Set the data down once more, exactly as it is written.

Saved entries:
+ + + + + + +
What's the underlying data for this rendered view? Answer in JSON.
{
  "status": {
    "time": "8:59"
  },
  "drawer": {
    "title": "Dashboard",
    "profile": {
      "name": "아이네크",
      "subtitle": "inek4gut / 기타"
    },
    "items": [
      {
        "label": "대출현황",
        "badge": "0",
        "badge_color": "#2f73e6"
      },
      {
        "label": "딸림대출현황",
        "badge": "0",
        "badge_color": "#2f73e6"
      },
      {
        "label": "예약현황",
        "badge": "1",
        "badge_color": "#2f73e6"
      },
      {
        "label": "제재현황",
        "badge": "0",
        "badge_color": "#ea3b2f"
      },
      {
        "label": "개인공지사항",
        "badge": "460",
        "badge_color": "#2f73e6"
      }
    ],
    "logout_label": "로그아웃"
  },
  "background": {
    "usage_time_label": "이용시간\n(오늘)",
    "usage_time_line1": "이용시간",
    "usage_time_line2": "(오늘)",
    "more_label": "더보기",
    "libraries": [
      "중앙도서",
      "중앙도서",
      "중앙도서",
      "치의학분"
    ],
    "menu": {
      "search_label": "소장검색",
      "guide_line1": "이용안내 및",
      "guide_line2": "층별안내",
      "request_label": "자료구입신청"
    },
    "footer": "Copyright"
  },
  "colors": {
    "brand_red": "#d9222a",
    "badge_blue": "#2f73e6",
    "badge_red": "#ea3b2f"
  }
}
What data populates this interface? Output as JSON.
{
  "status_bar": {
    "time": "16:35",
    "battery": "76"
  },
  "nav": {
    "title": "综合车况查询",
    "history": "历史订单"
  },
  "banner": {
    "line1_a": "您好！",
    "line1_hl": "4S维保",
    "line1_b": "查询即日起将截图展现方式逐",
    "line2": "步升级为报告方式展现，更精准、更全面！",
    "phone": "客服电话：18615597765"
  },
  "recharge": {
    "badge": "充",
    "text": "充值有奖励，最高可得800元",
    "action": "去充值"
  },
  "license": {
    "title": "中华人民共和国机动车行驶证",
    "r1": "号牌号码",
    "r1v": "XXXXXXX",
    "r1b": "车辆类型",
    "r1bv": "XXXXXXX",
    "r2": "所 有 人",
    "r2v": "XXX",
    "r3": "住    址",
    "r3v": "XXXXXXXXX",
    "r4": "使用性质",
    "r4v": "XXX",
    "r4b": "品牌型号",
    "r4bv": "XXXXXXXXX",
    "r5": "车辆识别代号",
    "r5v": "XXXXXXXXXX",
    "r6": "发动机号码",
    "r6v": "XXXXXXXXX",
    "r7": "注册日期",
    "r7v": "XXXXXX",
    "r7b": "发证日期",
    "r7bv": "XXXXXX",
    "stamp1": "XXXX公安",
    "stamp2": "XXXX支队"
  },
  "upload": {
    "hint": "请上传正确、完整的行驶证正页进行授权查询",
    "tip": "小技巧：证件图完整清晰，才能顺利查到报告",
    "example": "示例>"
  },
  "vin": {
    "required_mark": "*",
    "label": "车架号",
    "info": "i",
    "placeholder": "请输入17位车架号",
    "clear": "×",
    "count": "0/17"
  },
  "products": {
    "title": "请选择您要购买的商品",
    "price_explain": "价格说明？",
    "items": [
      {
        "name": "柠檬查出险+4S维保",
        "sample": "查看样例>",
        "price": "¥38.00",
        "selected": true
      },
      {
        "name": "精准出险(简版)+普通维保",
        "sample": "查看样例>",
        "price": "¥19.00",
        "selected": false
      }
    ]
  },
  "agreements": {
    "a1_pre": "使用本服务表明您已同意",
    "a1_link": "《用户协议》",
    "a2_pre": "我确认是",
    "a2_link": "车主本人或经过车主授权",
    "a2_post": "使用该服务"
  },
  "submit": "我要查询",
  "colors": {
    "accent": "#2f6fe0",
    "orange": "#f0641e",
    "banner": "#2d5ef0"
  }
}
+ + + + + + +
§ Answer for the task
What's the underlying data for this rendered view? Answer in JSON.
{
  "status": {
    "time": "8:59"
  },
  "drawer": {
    "title": "Dashboard",
    "profile": {
      "name": "아이네크",
      "subtitle": "inek4gut / 기타"
    },
    "items": [
      {
        "label": "대출현황",
        "badge": "0",
        "badge_color": "#2f73e6"
      },
      {
        "label": "딸림대출현황",
        "badge": "0",
        "badge_color": "#2f73e6"
      },
      {
        "label": "예약현황",
        "badge": "1",
        "badge_color": "#2f73e6"
      },
      {
        "label": "제재현황",
        "badge": "0",
        "badge_color": "#ea3b2f"
      },
      {
        "label": "개인공지사항",
        "badge": "460",
        "badge_color": "#2f73e6"
      }
    ],
    "logout_label": "로그아웃"
  },
  "background": {
    "usage_time_label": "이용시간\n(오늘)",
    "usage_time_line1": "이용시간",
    "usage_time_line2": "(오늘)",
    "more_label": "더보기",
    "libraries": [
      "중앙도서",
      "중앙도서",
      "중앙도서",
      "치의학분"
    ],
    "menu": {
      "search_label": "소장검색",
      "guide_line1": "이용안내 및",
      "guide_line2": "층별안내",
      "request_label": "자료구입신청"
    },
    "footer": "Copyright"
  },
  "colors": {
    "brand_red": "#d9222a",
    "badge_blue": "#2f73e6",
    "badge_red": "#ea3b2f"
  }
}
What data populates this interface? Output as JSON.
{
  "status_bar": {
    "time": "16:35",
    "battery": "76"
  },
  "nav": {
    "title": "综合车况查询",
    "history": "历史订单"
  },
  "banner": {
    "line1_a": "您好！",
    "line1_hl": "4S维保",
    "line1_b": "查询即日起将截图展现方式逐",
    "line2": "步升级为报告方式展现，更精准、更全面！",
    "phone": "客服电话：18615597765"
  },
  "recharge": {
    "badge": "充",
    "text": "充值有奖励，最高可得800元",
    "action": "去充值"
  },
  "license": {
    "title": "中华人民共和国机动车行驶证",
    "r1": "号牌号码",
    "r1v": "XXXXXXX",
    "r1b": "车辆类型",
    "r1bv": "XXXXXXX",
    "r2": "所 有 人",
    "r2v": "XXX",
    "r3": "住    址",
    "r3v": "XXXXXXXXX",
    "r4": "使用性质",
    "r4v": "XXX",
    "r4b": "品牌型号",
    "r4bv": "XXXXXXXXX",
    "r5": "车辆识别代号",
    "r5v": "XXXXXXXXXX",
    "r6": "发动机号码",
    "r6v": "XXXXXXXXX",
    "r7": "注册日期",
    "r7v": "XXXXXX",
    "r7b": "发证日期",
    "r7bv": "XXXXXX",
    "stamp1": "XXXX公安",
    "stamp2": "XXXX支队"
  },
  "upload": {
    "hint": "请上传正确、完整的行驶证正页进行授权查询",
    "tip": "小技巧：证件图完整清晰，才能顺利查到报告",
    "example": "示例>"
  },
  "vin": {
    "required_mark": "*",
    "label": "车架号",
    "info": "i",
    "placeholder": "请输入17位车架号",
    "clear": "×",
    "count": "0/17"
  },
  "products": {
    "title": "请选择您要购买的商品",
    "price_explain": "价格说明？",
    "items": [
      {
        "name": "柠檬查出险+4S维保",
        "sample": "查看样例>",
        "price": "¥38.00",
        "selected": true
      },
      {
        "name": "精准出险(简版)+普通维保",
        "sample": "查看样例>",
        "price": "¥19.00",
        "selected": false
      }
    ]
  },
  "agreements": {
    "a1_pre": "使用本服务表明您已同意",
    "a1_link": "《用户协议》",
    "a2_pre": "我确认是",
    "a2_link": "车主本人或经过车主授权",
    "a2_post": "使用该服务"
  },
  "submit": "我要查询",
  "colors": {
    "accent": "#2f6fe0",
    "orange": "#f0641e",
    "banner": "#2d5ef0"
  }
}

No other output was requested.